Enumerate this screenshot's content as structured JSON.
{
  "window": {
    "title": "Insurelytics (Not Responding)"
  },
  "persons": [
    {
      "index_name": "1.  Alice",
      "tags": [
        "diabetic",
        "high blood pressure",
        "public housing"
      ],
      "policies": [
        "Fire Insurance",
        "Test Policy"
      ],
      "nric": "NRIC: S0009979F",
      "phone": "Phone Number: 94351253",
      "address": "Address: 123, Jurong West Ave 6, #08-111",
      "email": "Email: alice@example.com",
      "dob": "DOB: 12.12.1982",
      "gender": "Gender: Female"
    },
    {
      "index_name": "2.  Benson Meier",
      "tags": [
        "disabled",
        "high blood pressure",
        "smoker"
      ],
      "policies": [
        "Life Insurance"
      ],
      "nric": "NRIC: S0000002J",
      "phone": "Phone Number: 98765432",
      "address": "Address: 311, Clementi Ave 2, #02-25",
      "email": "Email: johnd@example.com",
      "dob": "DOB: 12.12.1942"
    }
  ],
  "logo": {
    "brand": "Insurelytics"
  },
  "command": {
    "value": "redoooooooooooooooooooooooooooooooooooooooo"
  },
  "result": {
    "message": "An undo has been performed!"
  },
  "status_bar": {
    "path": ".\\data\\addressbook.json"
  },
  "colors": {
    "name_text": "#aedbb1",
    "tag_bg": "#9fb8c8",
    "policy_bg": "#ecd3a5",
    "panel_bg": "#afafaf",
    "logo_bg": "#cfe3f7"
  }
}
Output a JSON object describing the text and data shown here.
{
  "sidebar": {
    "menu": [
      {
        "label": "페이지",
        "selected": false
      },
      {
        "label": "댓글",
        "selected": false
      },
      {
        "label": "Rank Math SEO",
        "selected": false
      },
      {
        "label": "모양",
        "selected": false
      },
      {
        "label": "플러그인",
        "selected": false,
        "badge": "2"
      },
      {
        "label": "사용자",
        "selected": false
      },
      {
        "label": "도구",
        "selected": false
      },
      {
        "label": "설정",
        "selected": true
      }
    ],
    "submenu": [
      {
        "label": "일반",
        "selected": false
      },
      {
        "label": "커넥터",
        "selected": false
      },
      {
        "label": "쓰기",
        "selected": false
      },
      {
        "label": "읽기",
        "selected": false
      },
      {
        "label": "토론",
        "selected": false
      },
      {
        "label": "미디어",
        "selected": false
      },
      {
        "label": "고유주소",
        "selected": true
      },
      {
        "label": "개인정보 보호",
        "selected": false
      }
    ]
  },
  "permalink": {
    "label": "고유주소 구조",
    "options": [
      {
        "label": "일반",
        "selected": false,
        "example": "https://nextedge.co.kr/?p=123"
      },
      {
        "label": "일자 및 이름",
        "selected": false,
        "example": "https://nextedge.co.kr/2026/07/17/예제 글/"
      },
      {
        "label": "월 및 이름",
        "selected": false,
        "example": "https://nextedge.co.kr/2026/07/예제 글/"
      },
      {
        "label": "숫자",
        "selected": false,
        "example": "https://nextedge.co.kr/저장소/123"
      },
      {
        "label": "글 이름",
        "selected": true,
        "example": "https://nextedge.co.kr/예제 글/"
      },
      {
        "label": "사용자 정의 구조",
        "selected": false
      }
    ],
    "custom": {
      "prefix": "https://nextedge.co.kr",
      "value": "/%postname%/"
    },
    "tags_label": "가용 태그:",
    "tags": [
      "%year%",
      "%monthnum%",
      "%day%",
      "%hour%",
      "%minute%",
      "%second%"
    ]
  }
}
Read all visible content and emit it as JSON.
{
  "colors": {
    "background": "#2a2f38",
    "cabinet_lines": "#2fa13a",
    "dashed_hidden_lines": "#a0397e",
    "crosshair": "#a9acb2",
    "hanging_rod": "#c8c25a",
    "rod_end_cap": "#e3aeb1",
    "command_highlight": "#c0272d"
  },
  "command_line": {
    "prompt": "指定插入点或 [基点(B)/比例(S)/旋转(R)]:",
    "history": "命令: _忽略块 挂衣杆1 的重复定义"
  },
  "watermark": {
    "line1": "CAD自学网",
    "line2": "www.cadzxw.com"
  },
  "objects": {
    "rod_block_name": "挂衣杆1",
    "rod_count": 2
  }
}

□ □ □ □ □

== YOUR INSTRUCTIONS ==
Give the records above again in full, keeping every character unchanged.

== EXERCISE RESPONSE ==
Enumerate this screenshot's content as structured JSON.
{
  "window": {
    "title": "Insurelytics (Not Responding)"
  },
  "persons": [
    {
      "index_name": "1.  Alice",
      "tags": [
        "diabetic",
        "high blood pressure",
        "public housing"
      ],
      "policies": [
        "Fire Insurance",
        "Test Policy"
      ],
      "nric": "NRIC: S0009979F",
      "phone": "Phone Number: 94351253",
      "address": "Address: 123, Jurong West Ave 6, #08-111",
      "email": "Email: alice@example.com",
      "dob": "DOB: 12.12.1982",
      "gender": "Gender: Female"
    },
    {
      "index_name": "2.  Benson Meier",
      "tags": [
        "disabled",
        "high blood pressure",
        "smoker"
      ],
      "policies": [
        "Life Insurance"
      ],
      "nric": "NRIC: S0000002J",
      "phone": "Phone Number: 98765432",
      "address": "Address: 311, Clementi Ave 2, #02-25",
      "email": "Email: johnd@example.com",
      "dob": "DOB: 12.12.1942"
    }
  ],
  "logo": {
    "brand": "Insurelytics"
  },
  "command": {
    "value": "redoooooooooooooooooooooooooooooooooooooooo"
  },
  "result": {
    "message": "An undo has been performed!"
  },
  "status_bar": {
    "path": ".\\data\\addressbook.json"
  },
  "colors": {
    "name_text": "#aedbb1",
    "tag_bg": "#9fb8c8",
    "policy_bg": "#ecd3a5",
    "panel_bg": "#afafaf",
    "logo_bg": "#cfe3f7"
  }
}
Output a JSON object describing the text and data shown here.
{
  "sidebar": {
    "menu": [
      {
        "label": "페이지",
        "selected": false
      },
      {
        "label": "댓글",
        "selected": false
      },
      {
        "label": "Rank Math SEO",
        "selected": false
      },
      {
        "label": "모양",
        "selected": false
      },
      {
        "label": "플러그인",
        "selected": false,
        "badge": "2"
      },
      {
        "label": "사용자",
        "selected": false
      },
      {
        "label": "도구",
        "selected": false
      },
      {
        "label": "설정",
        "selected": true
      }
    ],
    "submenu": [
      {
        "label": "일반",
        "selected": false
      },
      {
        "label": "커넥터",
        "selected": false
      },
      {
        "label": "쓰기",
        "selected": false
      },
      {
        "label": "읽기",
        "selected": false
      },
      {
        "label": "토론",
        "selected": false
      },
      {
        "label": "미디어",
        "selected": false
      },
      {
        "label": "고유주소",
        "selected": true
      },
      {
        "label": "개인정보 보호",
        "selected": false
      }
    ]
  },
  "permalink": {
    "label": "고유주소 구조",
    "options": [
      {
        "label": "일반",
        "selected": false,
        "example": "https://nextedge.co.kr/?p=123"
      },
      {
        "label": "일자 및 이름",
        "selected": false,
        "example": "https://nextedge.co.kr/2026/07/17/예제 글/"
      },
      {
        "label": "월 및 이름",
        "selected": false,
        "example": "https://nextedge.co.kr/2026/07/예제 글/"
      },
      {
        "label": "숫자",
        "selected": false,
        "example": "https://nextedge.co.kr/저장소/123"
      },
      {
        "label": "글 이름",
        "selected": true,
        "example": "https://nextedge.co.kr/예제 글/"
      },
      {
        "label": "사용자 정의 구조",
        "selected": false
      }
    ],
    "custom": {
      "prefix": "https://nextedge.co.kr",
      "value": "/%postname%/"
    },
    "tags_label": "가용 태그:",
    "tags": [
      "%year%",
      "%monthnum%",
      "%day%",
      "%hour%",
      "%minute%",
      "%second%"
    ]
  }
}
Read all visible content and emit it as JSON.
{
  "colors": {
    "background": "#2a2f38",
    "cabinet_lines": "#2fa13a",
    "dashed_hidden_lines": "#a0397e",
    "crosshair": "#a9acb2",
    "hanging_rod": "#c8c25a",
    "rod_end_cap": "#e3aeb1",
    "command_highlight": "#c0272d"
  },
  "command_line": {
    "prompt": "指定插入点或 [基点(B)/比例(S)/旋转(R)]:",
    "history": "命令: _忽略块 挂衣杆1 的重复定义"
  },
  "watermark": {
    "line1": "CAD自学网",
    "line2": "www.cadzxw.com"
  },
  "objects": {
    "rod_block_name": "挂衣杆1",
    "rod_count": 2
  }
}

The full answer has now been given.